What to do: Your copy should match the entries exactly, with the pictures left out.

- - - - - - -

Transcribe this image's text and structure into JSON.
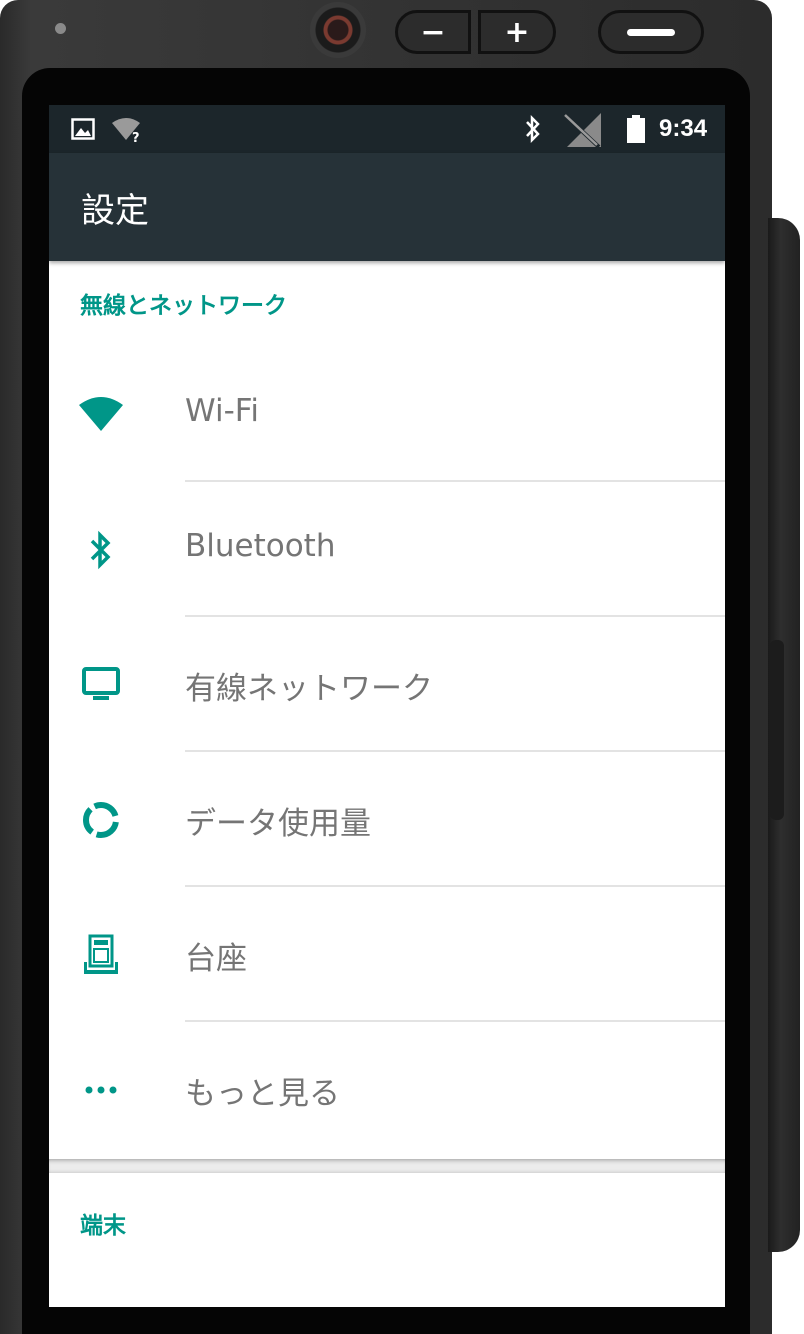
{
  "status_bar": {
    "time": "9:34",
    "icons": [
      "image-icon",
      "wifi-unknown-icon",
      "bluetooth-icon",
      "no-signal-icon",
      "battery-icon"
    ]
  },
  "app_bar": {
    "title": "設定"
  },
  "sections": [
    {
      "header": "無線とネットワーク",
      "items": [
        {
          "label": "Wi-Fi",
          "icon": "wifi-icon"
        },
        {
          "label": "Bluetooth",
          "icon": "bluetooth-icon"
        },
        {
          "label": "有線ネットワーク",
          "icon": "monitor-icon"
        },
        {
          "label": "データ使用量",
          "icon": "data-usage-icon"
        },
        {
          "label": "台座",
          "icon": "dock-icon"
        },
        {
          "label": "もっと見る",
          "icon": "more-dots-icon"
        }
      ]
    },
    {
      "header": "端末",
      "items": []
    }
  ],
  "colors": {
    "accent": "#009688",
    "app_bar": "#263238",
    "status_bar": "#1c262b",
    "item_text": "#757575"
  }
}
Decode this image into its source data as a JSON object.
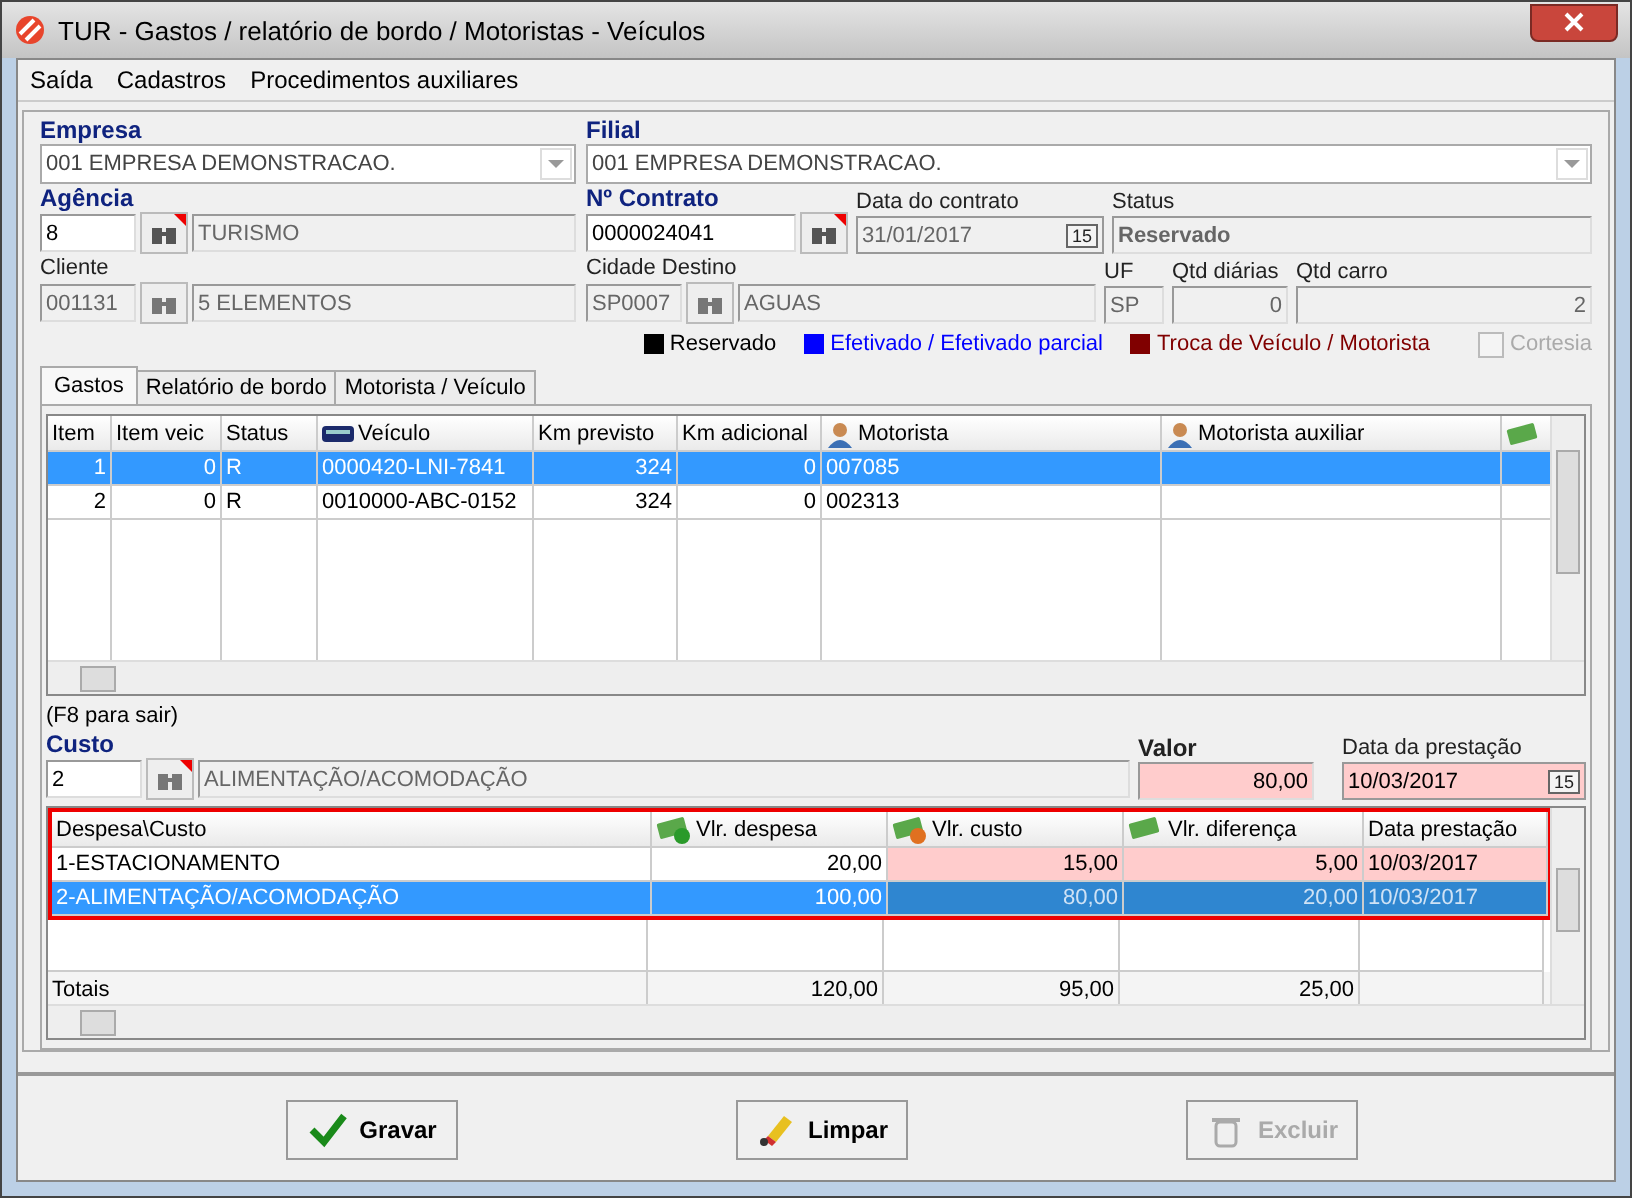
{
  "window": {
    "title": "TUR - Gastos / relatório de bordo / Motoristas - Veículos"
  },
  "menu": [
    "Saída",
    "Cadastros",
    "Procedimentos auxiliares"
  ],
  "empresa": {
    "label": "Empresa",
    "value": "001 EMPRESA DEMONSTRACAO."
  },
  "filial": {
    "label": "Filial",
    "value": "001 EMPRESA DEMONSTRACAO."
  },
  "agencia": {
    "label": "Agência",
    "code": "8",
    "name": "TURISMO"
  },
  "contrato": {
    "label": "Nº Contrato",
    "value": "0000024041"
  },
  "data_contrato": {
    "label": "Data do contrato",
    "value": "31/01/2017",
    "calendar": "15"
  },
  "status": {
    "label": "Status",
    "value": "Reservado"
  },
  "cliente": {
    "label": "Cliente",
    "code": "001131",
    "name": "5 ELEMENTOS"
  },
  "cidade": {
    "label": "Cidade Destino",
    "code": "SP0007",
    "name": "AGUAS"
  },
  "uf": {
    "label": "UF",
    "value": "SP"
  },
  "qtd_diarias": {
    "label": "Qtd diárias",
    "value": "0"
  },
  "qtd_carro": {
    "label": "Qtd carro",
    "value": "2"
  },
  "legend": [
    {
      "label": "Reservado",
      "color": "#000000"
    },
    {
      "label": "Efetivado / Efetivado parcial",
      "color": "#0000ff"
    },
    {
      "label": "Troca de Veículo / Motorista",
      "color": "#800000"
    }
  ],
  "cortesia": {
    "label": "Cortesia",
    "checked": false
  },
  "tabs": [
    {
      "label": "Gastos",
      "selected": true
    },
    {
      "label": "Relatório de bordo",
      "selected": false
    },
    {
      "label": "Motorista / Veículo",
      "selected": false
    }
  ],
  "vehicles": {
    "columns": [
      {
        "label": "Item",
        "kind": "plain"
      },
      {
        "label": "Item veic",
        "kind": "plain"
      },
      {
        "label": "Status",
        "kind": "plain"
      },
      {
        "label": "Veículo",
        "kind": "bus"
      },
      {
        "label": "Km previsto",
        "kind": "plain"
      },
      {
        "label": "Km adicional",
        "kind": "plain"
      },
      {
        "label": "Motorista",
        "kind": "person"
      },
      {
        "label": "Motorista auxiliar",
        "kind": "person"
      },
      {
        "kind": "money"
      }
    ],
    "rows": [
      {
        "selected": true,
        "cells": [
          "1",
          "0",
          "R",
          "0000420-LNI-7841",
          "324",
          "0",
          "007085"
        ]
      },
      {
        "selected": false,
        "cells": [
          "2",
          "0",
          "R",
          "0010000-ABC-0152",
          "324",
          "0",
          "002313"
        ]
      }
    ]
  },
  "custo": {
    "hint": "(F8 para sair)",
    "label": "Custo",
    "code": "2",
    "name": "ALIMENTAÇÃO/ACOMODAÇÃO"
  },
  "valor": {
    "label": "Valor",
    "value": "80,00"
  },
  "data_prestacao": {
    "label": "Data da prestação",
    "value": "10/03/2017",
    "calendar": "15"
  },
  "expenses": {
    "columns": [
      {
        "label": "Despesa\\Custo",
        "kind": "plain",
        "highlighted": false
      },
      {
        "label": "Vlr. despesa",
        "kind": "money-plus",
        "highlighted": false
      },
      {
        "label": "Vlr. custo",
        "kind": "money-minus",
        "highlighted": true
      },
      {
        "label": "Vlr. diferença",
        "kind": "money",
        "highlighted": true
      },
      {
        "label": "Data prestação",
        "kind": "plain",
        "highlighted": true
      }
    ],
    "rows": [
      {
        "selected": false,
        "cells": [
          "1-ESTACIONAMENTO",
          "20,00",
          "15,00",
          "5,00",
          "10/03/2017"
        ]
      },
      {
        "selected": true,
        "cells": [
          "2-ALIMENTAÇÃO/ACOMODAÇÃO",
          "100,00",
          "80,00",
          "20,00",
          "10/03/2017"
        ]
      }
    ],
    "totals": [
      "Totais",
      "120,00",
      "95,00",
      "25,00"
    ]
  },
  "buttons": [
    {
      "label": "Gravar",
      "kind": "check",
      "disabled": false
    },
    {
      "label": "Limpar",
      "kind": "eraser",
      "disabled": false
    },
    {
      "label": "Excluir",
      "kind": "trash",
      "disabled": true
    }
  ]
}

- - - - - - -

Answer for this exercise:
Transcribe this image's text and structure into JSON.
{
  "status_bar": {
    "time": "9:34",
    "icons": [
      "image-icon",
      "wifi-unknown-icon",
      "bluetooth-icon",
      "no-signal-icon",
      "battery-icon"
    ]
  },
  "app_bar": {
    "title": "設定"
  },
  "sections": [
    {
      "header": "無線とネットワーク",
      "items": [
        {
          "label": "Wi-Fi",
          "icon": "wifi-icon"
        },
        {
          "label": "Bluetooth",
          "icon": "bluetooth-icon"
        },
        {
          "label": "有線ネットワーク",
          "icon": "monitor-icon"
        },
        {
          "label": "データ使用量",
          "icon": "data-usage-icon"
        },
        {
          "label": "台座",
          "icon": "dock-icon"
        },
        {
          "label": "もっと見る",
          "icon": "more-dots-icon"
        }
      ]
    },
    {
      "header": "端末",
      "items": []
    }
  ],
  "colors": {
    "accent": "#009688",
    "app_bar": "#263238",
    "status_bar": "#1c262b",
    "item_text": "#757575"
  }
}
Decode this image into its source data as a JSON object.
{
  "window": {
    "title": "TUR - Gastos / relatório de bordo / Motoristas - Veículos"
  },
  "menu": [
    "Saída",
    "Cadastros",
    "Procedimentos auxiliares"
  ],
  "empresa": {
    "label": "Empresa",
    "value": "001 EMPRESA DEMONSTRACAO."
  },
  "filial": {
    "label": "Filial",
    "value": "001 EMPRESA DEMONSTRACAO."
  },
  "agencia": {
    "label": "Agência",
    "code": "8",
    "name": "TURISMO"
  },
  "contrato": {
    "label": "Nº Contrato",
    "value": "0000024041"
  },
  "data_contrato": {
    "label": "Data do contrato",
    "value": "31/01/2017",
    "calendar": "15"
  },
  "status": {
    "label": "Status",
    "value": "Reservado"
  },
  "cliente": {
    "label": "Cliente",
    "code": "001131",
    "name": "5 ELEMENTOS"
  },
  "cidade": {
    "label": "Cidade Destino",
    "code": "SP0007",
    "name": "AGUAS"
  },
  "uf": {
    "label": "UF",
    "value": "SP"
  },
  "qtd_diarias": {
    "label": "Qtd diárias",
    "value": "0"
  },
  "qtd_carro": {
    "label": "Qtd carro",
    "value": "2"
  },
  "legend": [
    {
      "label": "Reservado",
      "color": "#000000"
    },
    {
      "label": "Efetivado / Efetivado parcial",
      "color": "#0000ff"
    },
    {
      "label": "Troca de Veículo / Motorista",
      "color": "#800000"
    }
  ],
  "cortesia": {
    "label": "Cortesia",
    "checked": false
  },
  "tabs": [
    {
      "label": "Gastos",
      "selected": true
    },
    {
      "label": "Relatório de bordo",
      "selected": false
    },
    {
      "label": "Motorista / Veículo",
      "selected": false
    }
  ],
  "vehicles": {
    "columns": [
      {
        "label": "Item",
        "kind": "plain"
      },
      {
        "label": "Item veic",
        "kind": "plain"
      },
      {
        "label": "Status",
        "kind": "plain"
      },
      {
        "label": "Veículo",
        "kind": "bus"
      },
      {
        "label": "Km previsto",
        "kind": "plain"
      },
      {
        "label": "Km adicional",
        "kind": "plain"
      },
      {
        "label": "Motorista",
        "kind": "person"
      },
      {
        "label": "Motorista auxiliar",
        "kind": "person"
      },
      {
        "kind": "money"
      }
    ],
    "rows": [
      {
        "selected": true,
        "cells": [
          "1",
          "0",
          "R",
          "0000420-LNI-7841",
          "324",
          "0",
          "007085"
        ]
      },
      {
        "selected": false,
        "cells": [
          "2",
          "0",
          "R",
          "0010000-ABC-0152",
          "324",
          "0",
          "002313"
        ]
      }
    ]
  },
  "custo": {
    "hint": "(F8 para sair)",
    "label": "Custo",
    "code": "2",
    "name": "ALIMENTAÇÃO/ACOMODAÇÃO"
  },
  "valor": {
    "label": "Valor",
    "value": "80,00"
  },
  "data_prestacao": {
    "label": "Data da prestação",
    "value": "10/03/2017",
    "calendar": "15"
  },
  "expenses": {
    "columns": [
      {
        "label": "Despesa\\Custo",
        "kind": "plain",
        "highlighted": false
      },
      {
        "label": "Vlr. despesa",
        "kind": "money-plus",
        "highlighted": false
      },
      {
        "label": "Vlr. custo",
        "kind": "money-minus",
        "highlighted": true
      },
      {
        "label": "Vlr. diferença",
        "kind": "money",
        "highlighted": true
      },
      {
        "label": "Data prestação",
        "kind": "plain",
        "highlighted": true
      }
    ],
    "rows": [
      {
        "selected": false,
        "cells": [
          "1-ESTACIONAMENTO",
          "20,00",
          "15,00",
          "5,00",
          "10/03/2017"
        ]
      },
      {
        "selected": true,
        "cells": [
          "2-ALIMENTAÇÃO/ACOMODAÇÃO",
          "100,00",
          "80,00",
          "20,00",
          "10/03/2017"
        ]
      }
    ],
    "totals": [
      "Totais",
      "120,00",
      "95,00",
      "25,00"
    ]
  },
  "buttons": [
    {
      "label": "Gravar",
      "kind": "check",
      "disabled": false
    },
    {
      "label": "Limpar",
      "kind": "eraser",
      "disabled": false
    },
    {
      "label": "Excluir",
      "kind": "trash",
      "disabled": true
    }
  ]
}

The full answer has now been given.